◆ **GIVEN RECORDS**

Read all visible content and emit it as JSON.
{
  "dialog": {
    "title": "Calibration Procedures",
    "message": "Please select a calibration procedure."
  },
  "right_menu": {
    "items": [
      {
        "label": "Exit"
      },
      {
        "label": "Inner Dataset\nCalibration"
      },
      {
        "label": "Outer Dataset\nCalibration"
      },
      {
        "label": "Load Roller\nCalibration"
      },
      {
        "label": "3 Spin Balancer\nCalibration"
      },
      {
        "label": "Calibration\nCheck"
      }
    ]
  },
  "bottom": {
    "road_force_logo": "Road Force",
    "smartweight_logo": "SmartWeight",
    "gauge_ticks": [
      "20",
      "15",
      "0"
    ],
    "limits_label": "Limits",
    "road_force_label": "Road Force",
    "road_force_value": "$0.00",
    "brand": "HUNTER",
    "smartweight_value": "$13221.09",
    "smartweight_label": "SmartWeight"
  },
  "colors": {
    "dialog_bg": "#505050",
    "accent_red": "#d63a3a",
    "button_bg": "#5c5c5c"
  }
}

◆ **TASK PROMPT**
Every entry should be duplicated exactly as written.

◆ **EXERCISE ANSWER**
Read all visible content and emit it as JSON.
{
  "dialog": {
    "title": "Calibration Procedures",
    "message": "Please select a calibration procedure."
  },
  "right_menu": {
    "items": [
      {
        "label": "Exit"
      },
      {
        "label": "Inner Dataset\nCalibration"
      },
      {
        "label": "Outer Dataset\nCalibration"
      },
      {
        "label": "Load Roller\nCalibration"
      },
      {
        "label": "3 Spin Balancer\nCalibration"
      },
      {
        "label": "Calibration\nCheck"
      }
    ]
  },
  "bottom": {
    "road_force_logo": "Road Force",
    "smartweight_logo": "SmartWeight",
    "gauge_ticks": [
      "20",
      "15",
      "0"
    ],
    "limits_label": "Limits",
    "road_force_label": "Road Force",
    "road_force_value": "$0.00",
    "brand": "HUNTER",
    "smartweight_value": "$13221.09",
    "smartweight_label": "SmartWeight"
  },
  "colors": {
    "dialog_bg": "#505050",
    "accent_red": "#d63a3a",
    "button_bg": "#5c5c5c"
  }
}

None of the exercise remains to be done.